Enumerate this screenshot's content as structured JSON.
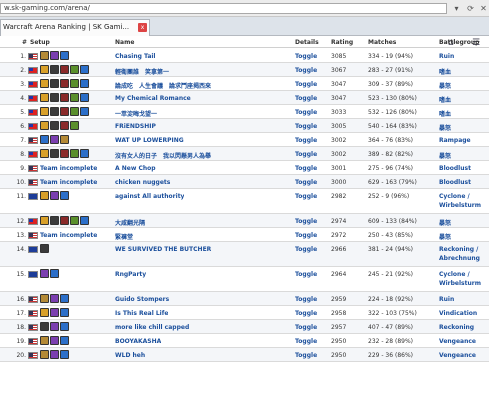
{
  "browser": {
    "url": "w.sk-gaming.com/arena/",
    "tab_title": "Warcraft Arena Ranking | SK Gami...",
    "tab_close": "x",
    "toolbar_home": "⌂",
    "toolbar_rss": "☰"
  },
  "table": {
    "headers": {
      "num": "#",
      "setup": "Setup",
      "name": "Name",
      "details": "Details",
      "rating": "Rating",
      "matches": "Matches",
      "battlegroup": "Battlegroup"
    },
    "team_incomplete_label": "Team incomplete",
    "rows": [
      {
        "rank": "1.",
        "flag": "us",
        "setup": "icons",
        "icons": [
          "#b48a36",
          "#7b3fb0",
          "#2c6fc9"
        ],
        "name": "Chasing Tail",
        "details": "Toggle",
        "rating": "3085",
        "matches": "334 - 19 (94%)",
        "battlegroup": "Ruin"
      },
      {
        "rank": "2.",
        "flag": "tw",
        "setup": "icons",
        "icons": [
          "#d8a02a",
          "#3b3b3b",
          "#8a2a2a",
          "#5a8f2c",
          "#2c6fc9"
        ],
        "name": "輕衛團誰　笑拿第一",
        "details": "Toggle",
        "rating": "3067",
        "matches": "283 - 27 (91%)",
        "battlegroup": "嗜血"
      },
      {
        "rank": "3.",
        "flag": "tw",
        "setup": "icons",
        "icons": [
          "#d8a02a",
          "#3b3b3b",
          "#8a2a2a",
          "#5a8f2c",
          "#2c6fc9"
        ],
        "name": "論成吃　人生會議　論求鬥座揭西來",
        "details": "Toggle",
        "rating": "3047",
        "matches": "309 - 37 (89%)",
        "battlegroup": "暴怒"
      },
      {
        "rank": "4.",
        "flag": "tw",
        "setup": "icons",
        "icons": [
          "#d8a02a",
          "#3b3b3b",
          "#8a2a2a",
          "#5a8f2c",
          "#2c6fc9"
        ],
        "name": "My Chemical Romance",
        "details": "Toggle",
        "rating": "3047",
        "matches": "523 - 130 (80%)",
        "battlegroup": "嗜血"
      },
      {
        "rank": "5.",
        "flag": "tw",
        "setup": "icons",
        "icons": [
          "#d8a02a",
          "#3b3b3b",
          "#8a2a2a",
          "#5a8f2c",
          "#2c6fc9"
        ],
        "name": "一萃淀晦戈望一",
        "details": "Toggle",
        "rating": "3033",
        "matches": "532 - 126 (80%)",
        "battlegroup": "嗜血"
      },
      {
        "rank": "6.",
        "flag": "tw",
        "setup": "icons",
        "icons": [
          "#d8a02a",
          "#3b3b3b",
          "#8a2a2a",
          "#5a8f2c"
        ],
        "name": "FRiENDSHIP",
        "details": "Toggle",
        "rating": "3005",
        "matches": "540 - 164 (83%)",
        "battlegroup": "暴怒"
      },
      {
        "rank": "7.",
        "flag": "us",
        "setup": "icons",
        "icons": [
          "#2c6fc9",
          "#7b3fb0",
          "#b48a36"
        ],
        "name": "WAT UP LOWERPING",
        "details": "Toggle",
        "rating": "3002",
        "matches": "364 - 76 (83%)",
        "battlegroup": "Rampage"
      },
      {
        "rank": "8.",
        "flag": "tw",
        "setup": "icons",
        "icons": [
          "#d8a02a",
          "#3b3b3b",
          "#8a2a2a",
          "#5a8f2c",
          "#2c6fc9"
        ],
        "name": "沒有女人的日子　我以閃懸男人為舉",
        "details": "Toggle",
        "rating": "3002",
        "matches": "389 - 82 (82%)",
        "battlegroup": "暴怒"
      },
      {
        "rank": "9.",
        "flag": "us",
        "setup": "incomplete",
        "icons": [],
        "name": "A New Chop",
        "details": "Toggle",
        "rating": "3001",
        "matches": "275 - 96 (74%)",
        "battlegroup": "Bloodlust"
      },
      {
        "rank": "10.",
        "flag": "us",
        "setup": "incomplete",
        "icons": [],
        "name": "chicken nuggets",
        "details": "Toggle",
        "rating": "3000",
        "matches": "629 - 163 (79%)",
        "battlegroup": "Bloodlust"
      },
      {
        "rank": "11.",
        "flag": "eu",
        "setup": "icons",
        "icons": [
          "#d8a02a",
          "#7b3fb0",
          "#2c6fc9"
        ],
        "name": "against All authority",
        "details": "Toggle",
        "rating": "2982",
        "matches": "252 - 9 (96%)",
        "battlegroup": "Cyclone /",
        "battlegroup2": "Wirbelsturm"
      },
      {
        "rank": "12.",
        "flag": "tw",
        "setup": "icons",
        "icons": [
          "#d8a02a",
          "#3b3b3b",
          "#8a2a2a",
          "#5a8f2c",
          "#2c6fc9"
        ],
        "name": "大咸翻光隔",
        "details": "Toggle",
        "rating": "2974",
        "matches": "609 - 133 (84%)",
        "battlegroup": "暴怒"
      },
      {
        "rank": "13.",
        "flag": "us",
        "setup": "incomplete",
        "icons": [],
        "name": "緊褲堂",
        "details": "Toggle",
        "rating": "2972",
        "matches": "250 - 43 (85%)",
        "battlegroup": "暴怒"
      },
      {
        "rank": "14.",
        "flag": "eu",
        "setup": "icons",
        "icons": [
          "#3b3b3b"
        ],
        "name": "WE SURVIVED THE BUTCHER",
        "details": "Toggle",
        "rating": "2966",
        "matches": "381 - 24 (94%)",
        "battlegroup": "Reckoning /",
        "battlegroup2": "Abrechnung"
      },
      {
        "rank": "15.",
        "flag": "eu",
        "setup": "icons",
        "icons": [
          "#7b3fb0",
          "#2c6fc9"
        ],
        "name": "RngParty",
        "details": "Toggle",
        "rating": "2964",
        "matches": "245 - 21 (92%)",
        "battlegroup": "Cyclone /",
        "battlegroup2": "Wirbelsturm"
      },
      {
        "rank": "16.",
        "flag": "us",
        "setup": "icons",
        "icons": [
          "#b48a36",
          "#7b3fb0",
          "#2c6fc9"
        ],
        "name": "Guido Stompers",
        "details": "Toggle",
        "rating": "2959",
        "matches": "224 - 18 (92%)",
        "battlegroup": "Ruin"
      },
      {
        "rank": "17.",
        "flag": "us",
        "setup": "icons",
        "icons": [
          "#d8a02a",
          "#7b3fb0",
          "#2c6fc9"
        ],
        "name": "Is This Real Life",
        "details": "Toggle",
        "rating": "2958",
        "matches": "322 - 103 (75%)",
        "battlegroup": "Vindication"
      },
      {
        "rank": "18.",
        "flag": "us",
        "setup": "icons",
        "icons": [
          "#3b3b3b",
          "#7b3fb0",
          "#2c6fc9"
        ],
        "name": "more like chill capped",
        "details": "Toggle",
        "rating": "2957",
        "matches": "407 - 47 (89%)",
        "battlegroup": "Reckoning"
      },
      {
        "rank": "19.",
        "flag": "us",
        "setup": "icons",
        "icons": [
          "#b48a36",
          "#7b3fb0",
          "#2c6fc9"
        ],
        "name": "BOOYAKASHA",
        "details": "Toggle",
        "rating": "2950",
        "matches": "232 - 28 (89%)",
        "battlegroup": "Vengeance"
      },
      {
        "rank": "20.",
        "flag": "us",
        "setup": "icons",
        "icons": [
          "#b48a36",
          "#7b3fb0",
          "#2c6fc9"
        ],
        "name": "WLD heh",
        "details": "Toggle",
        "rating": "2950",
        "matches": "229 - 36 (86%)",
        "battlegroup": "Vengeance"
      }
    ]
  }
}
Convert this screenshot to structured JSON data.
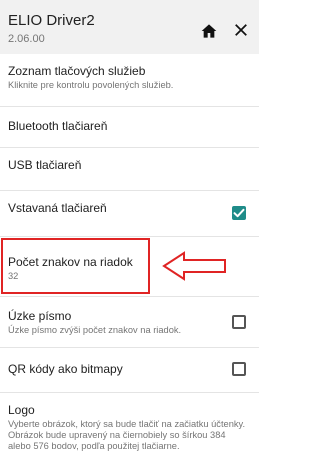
{
  "app_bar": {
    "title": "ELIO Driver2",
    "version": "2.06.00",
    "icons": {
      "home": "home-icon",
      "close": "close-icon"
    }
  },
  "settings": {
    "print_services": {
      "title": "Zoznam tlačových služieb",
      "summary": "Kliknite pre kontrolu povolených služieb."
    },
    "bluetooth": {
      "title": "Bluetooth tlačiareň"
    },
    "usb": {
      "title": "USB tlačiareň"
    },
    "builtin": {
      "title": "Vstavaná tlačiareň",
      "checked": true
    },
    "chars_per_line": {
      "title": "Počet znakov na riadok",
      "value": "32"
    },
    "narrow_font": {
      "title": "Úzke písmo",
      "summary": "Úzke písmo zvýši počet znakov na riadok.",
      "checked": false
    },
    "qr_bitmap": {
      "title": "QR kódy ako bitmapy",
      "checked": false
    },
    "logo": {
      "title": "Logo",
      "summary": "Vyberte obrázok, ktorý sa bude tlačiť na začiatku účtenky. Obrázok bude upravený na čiernobiely so šírkou 384 alebo 576 bodov, podľa použitej tlačiarne."
    }
  },
  "colors": {
    "checkbox_checked": "#1f8c89",
    "annotation_red": "#e02424",
    "app_bar_bg": "#f1f1f1"
  }
}
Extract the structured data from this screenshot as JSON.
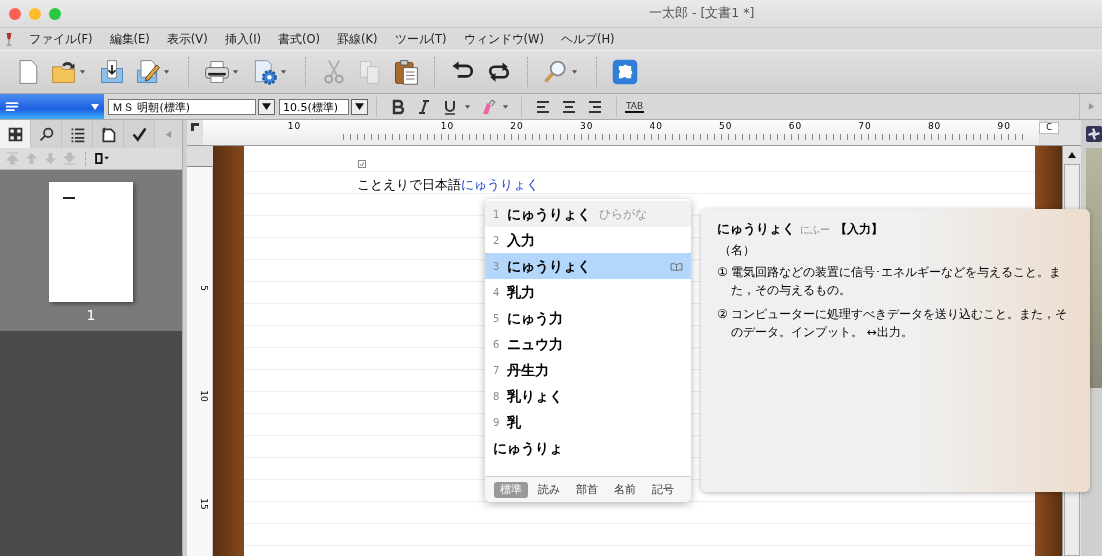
{
  "window": {
    "title": "一太郎 - [文書1 *]"
  },
  "menu": [
    "ファイル(F)",
    "編集(E)",
    "表示(V)",
    "挿入(I)",
    "書式(O)",
    "罫線(K)",
    "ツール(T)",
    "ウィンドウ(W)",
    "ヘルプ(H)"
  ],
  "toolbar": [
    [
      {
        "kind": "new",
        "dropdown": false,
        "disabled": false
      },
      {
        "kind": "open",
        "dropdown": true,
        "disabled": false
      },
      {
        "kind": "import",
        "dropdown": false,
        "disabled": false
      },
      {
        "kind": "edit",
        "dropdown": true,
        "disabled": false
      }
    ],
    [
      {
        "kind": "print",
        "dropdown": true,
        "disabled": false
      },
      {
        "kind": "settings",
        "dropdown": true,
        "disabled": false
      }
    ],
    [
      {
        "kind": "cut",
        "dropdown": false,
        "disabled": true
      },
      {
        "kind": "copy",
        "dropdown": false,
        "disabled": true
      },
      {
        "kind": "paste",
        "dropdown": false,
        "disabled": false
      }
    ],
    [
      {
        "kind": "undo",
        "dropdown": false,
        "disabled": false
      },
      {
        "kind": "redo",
        "dropdown": false,
        "disabled": false
      }
    ],
    [
      {
        "kind": "zoom",
        "dropdown": true,
        "disabled": false
      }
    ],
    [
      {
        "kind": "puzzle",
        "dropdown": false,
        "disabled": false
      }
    ]
  ],
  "format_bar": {
    "font": "ＭＳ 明朝(標準)",
    "size": "10.5(標準)",
    "tab_label": "TAB"
  },
  "sidebar": {
    "tabs": [
      {
        "kind": "thumbnails",
        "selected": true
      },
      {
        "kind": "search",
        "selected": false
      },
      {
        "kind": "outline",
        "selected": false
      },
      {
        "kind": "clip",
        "selected": false
      },
      {
        "kind": "check",
        "selected": false
      }
    ],
    "page_number": "1"
  },
  "ruler": {
    "top_labels": [
      "10",
      "10",
      "20",
      "30",
      "40",
      "50",
      "60",
      "70",
      "80",
      "90"
    ],
    "corner": "C",
    "side_labels": [
      "5",
      "10",
      "15"
    ]
  },
  "document": {
    "text": "ことえりで日本語",
    "composing": "にゅうりょく"
  },
  "candidates": {
    "items": [
      {
        "number": "1",
        "text": "にゅうりょく",
        "note": "ひらがな",
        "highlighted": true,
        "selected": false,
        "dictionary": false
      },
      {
        "number": "2",
        "text": "入力",
        "highlighted": false,
        "selected": false,
        "dictionary": false
      },
      {
        "number": "3",
        "text": "にゅうりょく",
        "highlighted": false,
        "selected": true,
        "dictionary": true
      },
      {
        "number": "4",
        "text": "乳力",
        "highlighted": false,
        "selected": false,
        "dictionary": false
      },
      {
        "number": "5",
        "text": "にゅう力",
        "highlighted": false,
        "selected": false,
        "dictionary": false
      },
      {
        "number": "6",
        "text": "ニュウ力",
        "highlighted": false,
        "selected": false,
        "dictionary": false
      },
      {
        "number": "7",
        "text": "丹生力",
        "highlighted": false,
        "selected": false,
        "dictionary": false
      },
      {
        "number": "8",
        "text": "乳りょく",
        "highlighted": false,
        "selected": false,
        "dictionary": false
      },
      {
        "number": "9",
        "text": "乳",
        "highlighted": false,
        "selected": false,
        "dictionary": false
      },
      {
        "text": "にゅうりょ",
        "highlighted": false,
        "selected": false,
        "dictionary": false
      }
    ],
    "tabs": [
      {
        "label": "標準",
        "selected": true
      },
      {
        "label": "読み",
        "selected": false
      },
      {
        "label": "部首",
        "selected": false
      },
      {
        "label": "名前",
        "selected": false
      },
      {
        "label": "記号",
        "selected": false
      }
    ]
  },
  "definition": {
    "headword": "にゅうりょく",
    "pitch": "にふー",
    "kanji": "【入力】",
    "part_of_speech": "（名）",
    "senses": [
      {
        "mark": "①",
        "text": "電気回路などの装置に信号･エネルギーなどを与えること。また，その与えるもの。"
      },
      {
        "mark": "②",
        "text": "コンピューターに処理すべきデータを送り込むこと。また，そのデータ。インプット。 ↔出力。"
      }
    ]
  }
}
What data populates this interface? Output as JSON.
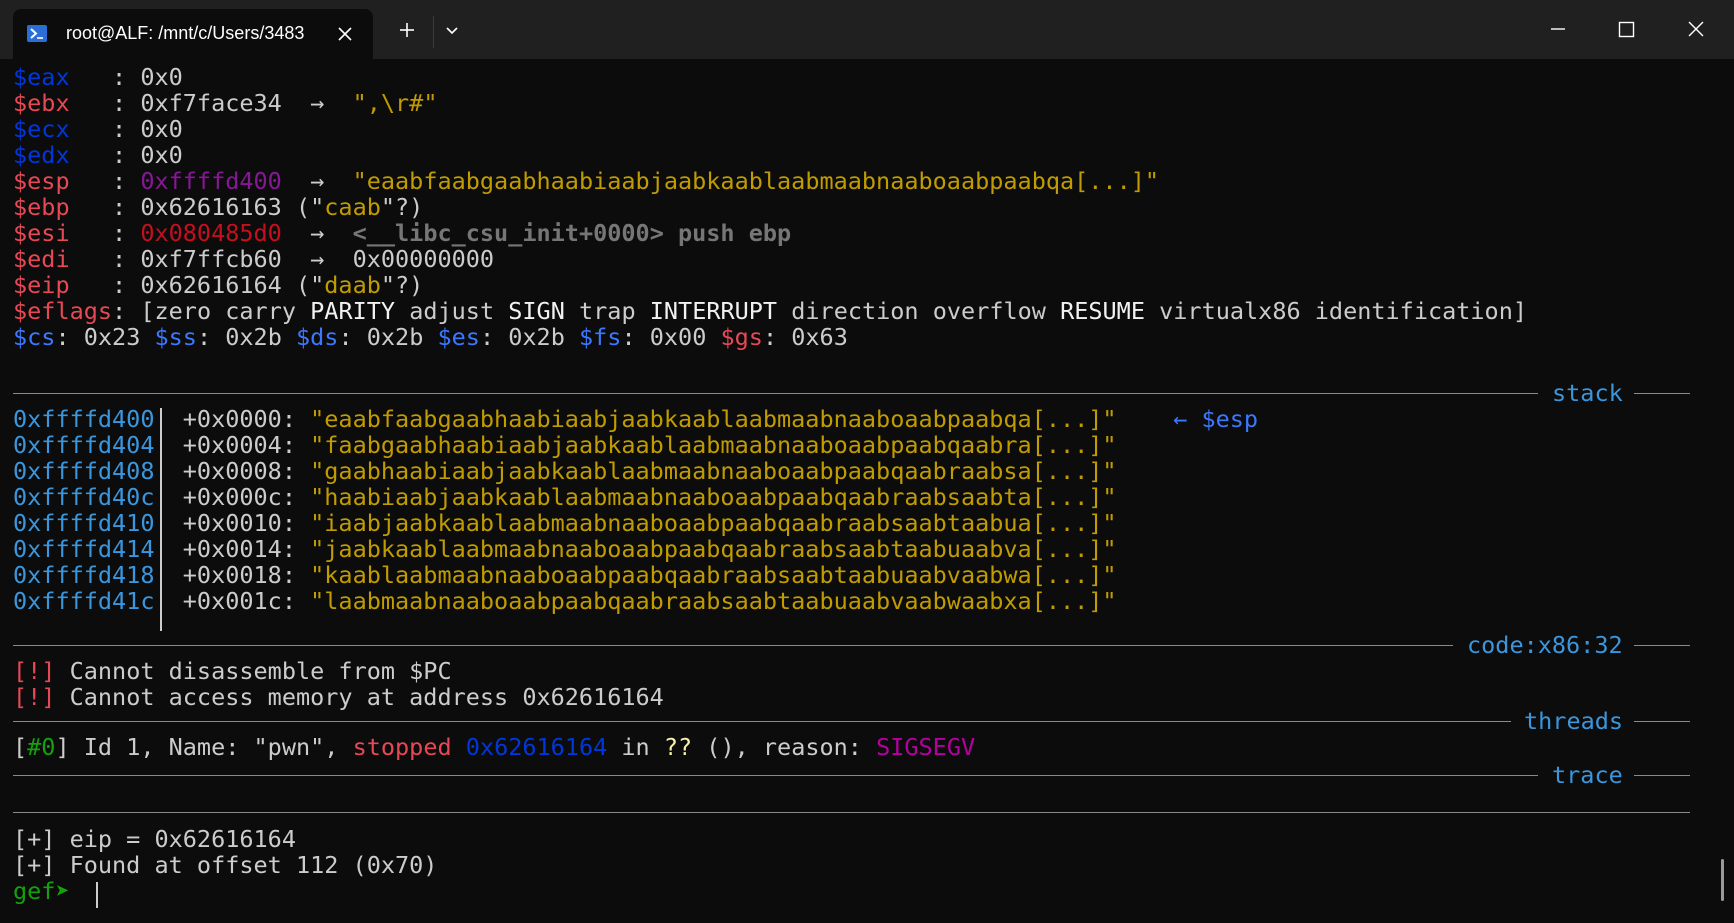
{
  "tab": {
    "title": "root@ALF: /mnt/c/Users/3483"
  },
  "registers": [
    {
      "name": "$eax",
      "pad": "   ",
      "sep": ": ",
      "value": "0x0"
    },
    {
      "name": "$ebx",
      "pad": "   ",
      "sep": ": ",
      "value": "0xf7face34",
      "arrow": "  →  ",
      "deref": "\",\\r#\""
    },
    {
      "name": "$ecx",
      "pad": "   ",
      "sep": ": ",
      "value": "0x0"
    },
    {
      "name": "$edx",
      "pad": "   ",
      "sep": ": ",
      "value": "0x0"
    },
    {
      "name": "$esp",
      "pad": "   ",
      "sep": ": ",
      "value": "0xffffd400",
      "arrow": "  →  ",
      "deref": "\"eaabfaabgaabhaabiaabjaabkaablaabmaabnaaboaabpaabqa[...]\""
    },
    {
      "name": "$ebp",
      "pad": "   ",
      "sep": ": ",
      "value": "0x62616163 (\"",
      "str": "caab",
      "tail": "\"?)"
    },
    {
      "name": "$esi",
      "pad": "   ",
      "sep": ": ",
      "value": "0x080485d0",
      "arrow": "  →  ",
      "deref": "<__libc_csu_init+0000> push ebp"
    },
    {
      "name": "$edi",
      "pad": "   ",
      "sep": ": ",
      "value": "0xf7ffcb60",
      "arrow": "  →  ",
      "deref": "0x00000000"
    },
    {
      "name": "$eip",
      "pad": "   ",
      "sep": ": ",
      "value": "0x62616164 (\"",
      "str": "daab",
      "tail": "\"?)"
    }
  ],
  "eflags": {
    "name": "$eflags",
    "sep": ": [",
    "flags": [
      "zero",
      "carry",
      "PARITY",
      "adjust",
      "SIGN",
      "trap",
      "INTERRUPT",
      "direction",
      "overflow",
      "RESUME",
      "virtualx86",
      "identification"
    ],
    "end": "]"
  },
  "segments": [
    {
      "name": "$cs",
      "value": ": 0x23 "
    },
    {
      "name": "$ss",
      "value": ": 0x2b "
    },
    {
      "name": "$ds",
      "value": ": 0x2b "
    },
    {
      "name": "$es",
      "value": ": 0x2b "
    },
    {
      "name": "$fs",
      "value": ": 0x00 "
    },
    {
      "name": "$gs",
      "value": ": 0x63"
    }
  ],
  "sections": {
    "stack": "stack",
    "code": "code:x86:32",
    "threads": "threads",
    "trace": "trace"
  },
  "stack": [
    {
      "addr": "0xffffd400",
      "off": "+0x0000: ",
      "val": "\"eaabfaabgaabhaabiaabjaabkaablaabmaabnaaboaabpaabqa[...]\"",
      "note": "← $esp"
    },
    {
      "addr": "0xffffd404",
      "off": "+0x0004: ",
      "val": "\"faabgaabhaabiaabjaabkaablaabmaabnaaboaabpaabqaabra[...]\""
    },
    {
      "addr": "0xffffd408",
      "off": "+0x0008: ",
      "val": "\"gaabhaabiaabjaabkaablaabmaabnaaboaabpaabqaabraabsa[...]\""
    },
    {
      "addr": "0xffffd40c",
      "off": "+0x000c: ",
      "val": "\"haabiaabjaabkaablaabmaabnaaboaabpaabqaabraabsaabta[...]\""
    },
    {
      "addr": "0xffffd410",
      "off": "+0x0010: ",
      "val": "\"iaabjaabkaablaabmaabnaaboaabpaabqaabraabsaabtaabua[...]\""
    },
    {
      "addr": "0xffffd414",
      "off": "+0x0014: ",
      "val": "\"jaabkaablaabmaabnaaboaabpaabqaabraabsaabtaabuaabva[...]\""
    },
    {
      "addr": "0xffffd418",
      "off": "+0x0018: ",
      "val": "\"kaablaabmaabnaaboaabpaabqaabraabsaabtaabuaabvaabwa[...]\""
    },
    {
      "addr": "0xffffd41c",
      "off": "+0x001c: ",
      "val": "\"laabmaabnaaboaabpaabqaabraabsaabtaabuaabvaabwaabxa[...]\""
    }
  ],
  "code": [
    {
      "tag": "[!]",
      "msg": " Cannot disassemble from $PC"
    },
    {
      "tag": "[!]",
      "msg": " Cannot access memory at address 0x62616164"
    }
  ],
  "threads": {
    "open": "[",
    "id": "#0",
    "close": "] ",
    "info": "Id 1, Name: \"pwn\", ",
    "state": "stopped",
    "addr": "0x62616164",
    "in": " in ",
    "fn": "??",
    "mid": " (), reason: ",
    "reason": "SIGSEGV"
  },
  "output": [
    "[+] eip = 0x62616164",
    "[+] Found at offset 112 (0x70)"
  ],
  "prompt": "gef➤ "
}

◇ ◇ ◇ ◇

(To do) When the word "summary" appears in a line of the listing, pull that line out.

(Result for this exercise)
      "summary": "Kliknite pre kontrolu povolených služieb."
      "summary": "Úzke písmo zvýši počet znakov na riadok.",
      "summary": "Vyberte obrázok, ktorý sa bude tlačiť na začiatku účtenky. Obrázok bude upravený na čiernobiely so šírkou 384 alebo 576 bodov, podľa použitej tlačiarne."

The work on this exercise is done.